The river was once so picturesque that Hindi films were shot here.[3] Till the late 1960s, crocodiles were witnessesed to be residing the river.[4] The river is now highly polluted with the dumping of industrial effluents from workshops, and sewage from slums and stormwater drains into it. In recent times it had narrowed down, and became more shallow due to the presence of the accumulation of silt, debris and plastic bags. After the 2005 Maharashtra floods, where more than a 100 people lost their lives, the BMC has undertaken a desilting and widening project to clean up the river and prevent future flooding.[5]

Encroachments[edit]

Unregulated urbanisation has resulted in severe environmental degradation like the narrowing of riverbanks for housing at Leprosy Colony, located between Dahisar and Borivli, and Tabelas (Cowsheds). The river has been frequently diverted due to dumping of construction debris/solid waste/industrial waste in the region from Western Railway Tracks on Dahisar West up to Dahisar Bridge and dumping of solid waste generated at Stables near Daulat Nagar and areas near S.V.Road.

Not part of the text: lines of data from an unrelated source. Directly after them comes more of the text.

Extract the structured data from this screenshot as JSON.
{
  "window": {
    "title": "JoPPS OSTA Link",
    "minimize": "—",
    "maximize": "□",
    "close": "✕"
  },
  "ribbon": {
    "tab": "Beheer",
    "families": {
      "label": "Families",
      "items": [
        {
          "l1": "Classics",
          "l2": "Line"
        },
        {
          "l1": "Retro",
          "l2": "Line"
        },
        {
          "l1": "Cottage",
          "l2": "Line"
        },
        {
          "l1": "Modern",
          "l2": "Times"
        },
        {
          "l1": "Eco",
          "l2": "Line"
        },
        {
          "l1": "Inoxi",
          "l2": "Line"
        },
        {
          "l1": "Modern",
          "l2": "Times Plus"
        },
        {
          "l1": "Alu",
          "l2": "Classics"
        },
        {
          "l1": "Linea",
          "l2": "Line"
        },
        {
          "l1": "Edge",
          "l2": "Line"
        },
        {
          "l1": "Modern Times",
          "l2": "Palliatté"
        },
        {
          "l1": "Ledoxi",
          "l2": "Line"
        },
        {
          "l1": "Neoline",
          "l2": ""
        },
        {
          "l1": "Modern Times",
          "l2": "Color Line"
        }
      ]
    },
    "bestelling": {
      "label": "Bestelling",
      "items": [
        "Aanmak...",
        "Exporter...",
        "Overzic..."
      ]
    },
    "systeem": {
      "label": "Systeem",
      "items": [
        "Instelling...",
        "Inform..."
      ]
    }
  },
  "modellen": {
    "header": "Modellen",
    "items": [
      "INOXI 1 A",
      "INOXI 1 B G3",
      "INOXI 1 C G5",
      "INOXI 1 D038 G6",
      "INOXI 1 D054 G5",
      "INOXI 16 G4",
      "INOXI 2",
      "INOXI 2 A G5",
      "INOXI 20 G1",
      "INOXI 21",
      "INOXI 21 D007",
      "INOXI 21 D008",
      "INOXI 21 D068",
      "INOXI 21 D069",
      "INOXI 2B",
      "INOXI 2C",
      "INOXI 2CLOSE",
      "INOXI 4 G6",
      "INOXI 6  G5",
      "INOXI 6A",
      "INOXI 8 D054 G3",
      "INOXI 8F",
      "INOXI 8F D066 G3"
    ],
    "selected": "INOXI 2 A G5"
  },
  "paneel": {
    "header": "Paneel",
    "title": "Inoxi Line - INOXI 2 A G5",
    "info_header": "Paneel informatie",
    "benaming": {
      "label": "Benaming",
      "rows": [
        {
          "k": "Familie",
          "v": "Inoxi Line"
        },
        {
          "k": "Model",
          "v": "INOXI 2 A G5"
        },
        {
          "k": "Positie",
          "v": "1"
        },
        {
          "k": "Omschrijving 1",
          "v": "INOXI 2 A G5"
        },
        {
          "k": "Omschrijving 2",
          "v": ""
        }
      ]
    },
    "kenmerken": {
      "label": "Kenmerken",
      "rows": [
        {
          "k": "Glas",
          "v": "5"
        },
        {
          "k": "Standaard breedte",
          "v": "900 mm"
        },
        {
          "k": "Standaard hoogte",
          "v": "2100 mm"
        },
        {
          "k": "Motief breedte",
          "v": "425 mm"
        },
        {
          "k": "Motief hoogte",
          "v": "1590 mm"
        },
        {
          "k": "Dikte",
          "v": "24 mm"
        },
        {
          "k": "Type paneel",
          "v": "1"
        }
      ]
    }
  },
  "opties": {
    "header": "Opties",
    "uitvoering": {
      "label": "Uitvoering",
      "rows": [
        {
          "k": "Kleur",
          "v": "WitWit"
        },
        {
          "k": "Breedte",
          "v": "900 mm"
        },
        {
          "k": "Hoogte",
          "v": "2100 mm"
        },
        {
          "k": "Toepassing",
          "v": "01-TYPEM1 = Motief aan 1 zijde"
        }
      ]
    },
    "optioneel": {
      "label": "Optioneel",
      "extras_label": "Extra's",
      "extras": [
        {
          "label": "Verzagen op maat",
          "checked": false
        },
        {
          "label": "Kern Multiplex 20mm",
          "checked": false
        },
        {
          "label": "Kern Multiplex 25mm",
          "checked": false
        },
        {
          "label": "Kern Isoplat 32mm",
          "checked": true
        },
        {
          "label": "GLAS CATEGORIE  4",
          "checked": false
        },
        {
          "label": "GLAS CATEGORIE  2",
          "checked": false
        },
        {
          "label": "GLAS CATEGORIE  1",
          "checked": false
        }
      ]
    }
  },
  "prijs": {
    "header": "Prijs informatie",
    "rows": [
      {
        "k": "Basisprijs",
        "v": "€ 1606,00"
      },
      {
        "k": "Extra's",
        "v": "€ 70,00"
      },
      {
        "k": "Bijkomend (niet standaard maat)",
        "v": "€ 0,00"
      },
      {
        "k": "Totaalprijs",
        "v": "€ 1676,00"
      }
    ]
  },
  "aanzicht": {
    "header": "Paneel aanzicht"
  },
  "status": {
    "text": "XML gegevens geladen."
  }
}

Encroachments on dry areas of riverbed as well as on the banks of this river had choked and pinched the watercourse and aggravated the risk of flooding. Field observations indicated that the river also suffered from dumping of debris from construction activities,industrial wastes on the banks, and dumping of municipal solid wastes coupled with inadequate annual desilting efforts. Ingress encroachments from the banks (building, industries, and slums) as well as modification of river-course and local diversion of streams have compounded the risk of flooding. Some of the glaring encroachments are: Bridge along Dahisar River between Western Express Highway and S. V. Road, Marble Shops near the Western Express Highway, Leprosy Colony, slum pockets between Bhagwati Hospital and Rustamji Park, and Ranchhoddas Marg.[1]

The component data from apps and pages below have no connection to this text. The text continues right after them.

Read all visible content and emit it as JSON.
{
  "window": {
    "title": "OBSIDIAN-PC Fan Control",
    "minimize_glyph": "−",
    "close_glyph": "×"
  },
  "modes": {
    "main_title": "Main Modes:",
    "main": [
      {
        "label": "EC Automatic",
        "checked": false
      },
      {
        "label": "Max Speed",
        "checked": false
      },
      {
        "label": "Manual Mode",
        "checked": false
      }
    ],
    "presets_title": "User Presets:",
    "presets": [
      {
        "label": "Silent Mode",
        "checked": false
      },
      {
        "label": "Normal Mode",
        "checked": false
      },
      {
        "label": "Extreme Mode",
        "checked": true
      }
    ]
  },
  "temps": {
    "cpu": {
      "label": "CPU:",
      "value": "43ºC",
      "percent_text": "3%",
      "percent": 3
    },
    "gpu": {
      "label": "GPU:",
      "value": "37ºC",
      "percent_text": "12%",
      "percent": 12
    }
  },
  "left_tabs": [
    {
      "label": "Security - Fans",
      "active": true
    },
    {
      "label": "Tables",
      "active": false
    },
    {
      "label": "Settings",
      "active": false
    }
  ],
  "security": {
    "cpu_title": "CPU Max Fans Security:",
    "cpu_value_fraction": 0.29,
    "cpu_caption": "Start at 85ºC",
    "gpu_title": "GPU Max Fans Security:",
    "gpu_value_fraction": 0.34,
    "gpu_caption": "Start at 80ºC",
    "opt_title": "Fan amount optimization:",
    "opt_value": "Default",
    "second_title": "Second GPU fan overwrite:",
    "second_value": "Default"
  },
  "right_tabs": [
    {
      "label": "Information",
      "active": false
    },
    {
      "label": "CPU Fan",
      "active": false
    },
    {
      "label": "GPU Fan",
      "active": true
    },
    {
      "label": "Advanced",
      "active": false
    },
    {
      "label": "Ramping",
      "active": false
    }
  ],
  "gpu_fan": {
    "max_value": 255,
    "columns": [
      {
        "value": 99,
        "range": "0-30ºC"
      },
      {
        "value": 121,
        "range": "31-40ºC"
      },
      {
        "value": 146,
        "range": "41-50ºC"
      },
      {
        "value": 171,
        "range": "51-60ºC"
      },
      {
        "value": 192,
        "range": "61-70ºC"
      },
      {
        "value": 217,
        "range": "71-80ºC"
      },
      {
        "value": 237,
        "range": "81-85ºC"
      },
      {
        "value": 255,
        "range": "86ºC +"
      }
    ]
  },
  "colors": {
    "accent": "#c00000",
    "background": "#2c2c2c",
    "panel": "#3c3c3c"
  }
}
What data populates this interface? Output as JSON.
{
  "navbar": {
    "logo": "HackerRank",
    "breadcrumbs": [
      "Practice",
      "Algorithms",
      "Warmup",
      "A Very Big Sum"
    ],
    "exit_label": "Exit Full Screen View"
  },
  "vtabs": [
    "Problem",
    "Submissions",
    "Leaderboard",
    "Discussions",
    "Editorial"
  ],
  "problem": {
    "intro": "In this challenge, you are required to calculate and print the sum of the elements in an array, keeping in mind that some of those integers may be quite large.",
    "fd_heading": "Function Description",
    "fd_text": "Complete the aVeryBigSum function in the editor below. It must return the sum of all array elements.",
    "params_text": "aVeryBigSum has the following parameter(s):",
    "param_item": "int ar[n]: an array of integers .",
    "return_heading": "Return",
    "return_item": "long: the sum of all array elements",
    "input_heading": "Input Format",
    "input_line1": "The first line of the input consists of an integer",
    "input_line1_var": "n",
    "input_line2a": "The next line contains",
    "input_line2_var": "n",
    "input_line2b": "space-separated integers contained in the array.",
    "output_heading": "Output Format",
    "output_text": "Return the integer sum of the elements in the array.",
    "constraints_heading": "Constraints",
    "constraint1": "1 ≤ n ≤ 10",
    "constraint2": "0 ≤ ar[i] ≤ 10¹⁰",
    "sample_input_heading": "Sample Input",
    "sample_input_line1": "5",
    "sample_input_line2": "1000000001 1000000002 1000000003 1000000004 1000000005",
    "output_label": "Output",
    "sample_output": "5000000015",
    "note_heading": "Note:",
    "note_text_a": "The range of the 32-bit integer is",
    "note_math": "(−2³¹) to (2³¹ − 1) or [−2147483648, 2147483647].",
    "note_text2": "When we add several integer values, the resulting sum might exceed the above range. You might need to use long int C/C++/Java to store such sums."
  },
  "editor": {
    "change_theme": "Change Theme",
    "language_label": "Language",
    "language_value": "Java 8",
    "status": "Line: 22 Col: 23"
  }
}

2005 Floods[edit]

Main article: Mumbai floods of 2005

The river flood was caused by the eighth heaviest ever recorded 24-hour rainfall figure of 994 mm (39.1 inches)[6] which lashed the city on 26 July 2005, and intermittently continued through the next day. During the deluge, about 10,000 houses and shops in Rawal Pada, Ghartan Pada and Sri Krishna Nagar were submerged causing heavy losses. The level of water in this region was about 2.5 metres. Thousands of families living below the poverty line became shelterless overnight, losing entire livelihoods. Various locations such as Daulat Nagar, Leprosy Colony, Mhatre Wadi and Kandar Pada were completely submerged under 3 metres of water due to high tide indicating the need for tide regulatory gates at the mouth of the river.[1]

References[edit]

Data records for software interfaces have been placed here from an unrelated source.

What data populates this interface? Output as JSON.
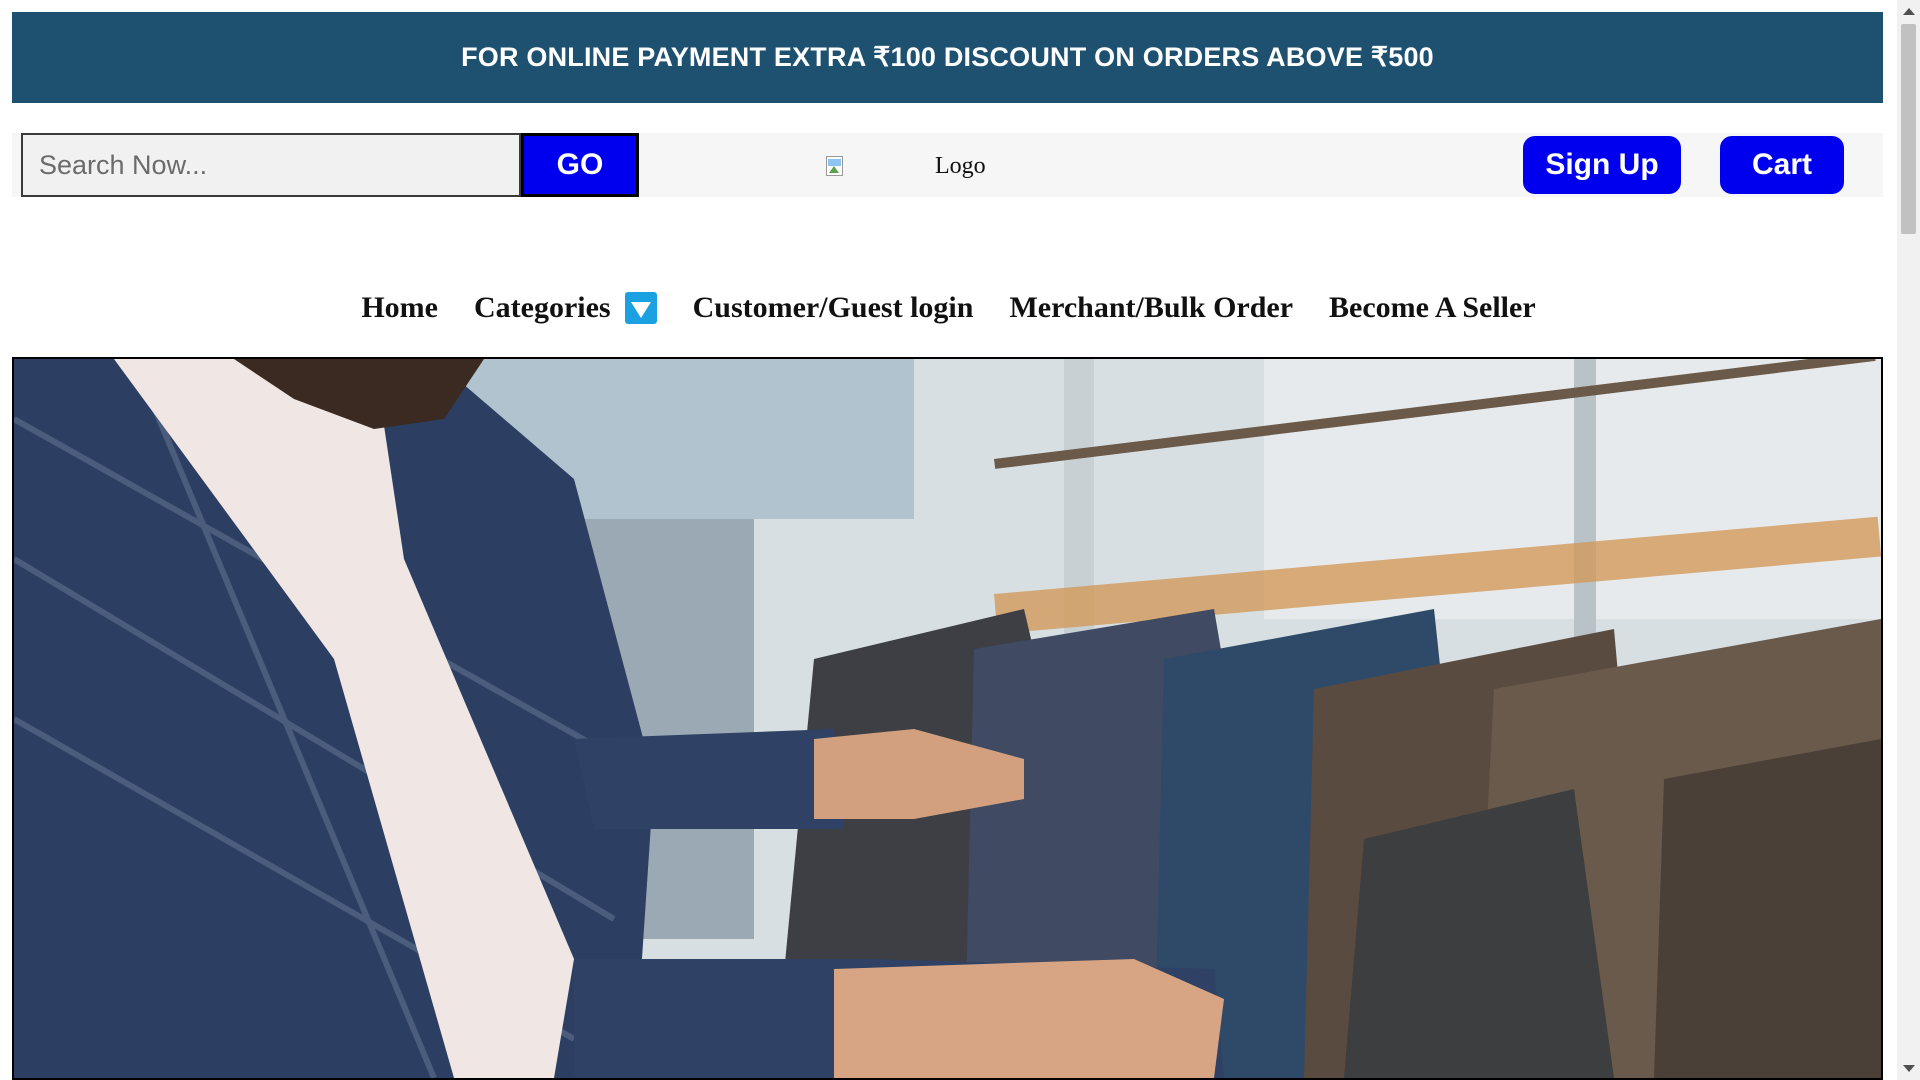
{
  "promo": {
    "text": "FOR ONLINE PAYMENT EXTRA ₹100 DISCOUNT ON ORDERS ABOVE ₹500"
  },
  "header": {
    "search_placeholder": "Search Now...",
    "go_label": "GO",
    "logo_alt": "Logo",
    "signup_label": "Sign Up",
    "cart_label": "Cart"
  },
  "nav": {
    "items": [
      {
        "label": "Home"
      },
      {
        "label": "Categories",
        "icon": "dropdown-triangle-icon"
      },
      {
        "label": "Customer/Guest login"
      },
      {
        "label": "Merchant/Bulk Order"
      },
      {
        "label": "Become A Seller"
      }
    ]
  },
  "hero": {
    "image": "man-browsing-suits-on-rack-photo"
  },
  "colors": {
    "banner": "#1e5170",
    "button": "#0000ee",
    "dropdown_icon": "#1ba1e2"
  }
}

  1. ^ a b c "Final Report". Fact Finding Committee on Mumbai floods. March 2006. Retrieved 22 March 2012. 
  2. ^ Catchment number 203 as described in the BRIMSTOWAD report Table A7.1, page ES-14
  3. ^ "Dahisar resident starts movement to clean up river". Times of India. 2004-03-12. Retrieved 2006-07-03. 
  4. ^ "Crocodile Conservation in Maharashtra". ENVIS Wildlife Institute of India. Retrieved 23 March 2012. 
  5. ^ "Maharashtra to constitute disaster management body". Hindu Business Line. Retrieved 2006-07-03. 
  6. ^ "I'm okay, you're okay". Hindu Business Line. Retrieved 22 March 2012.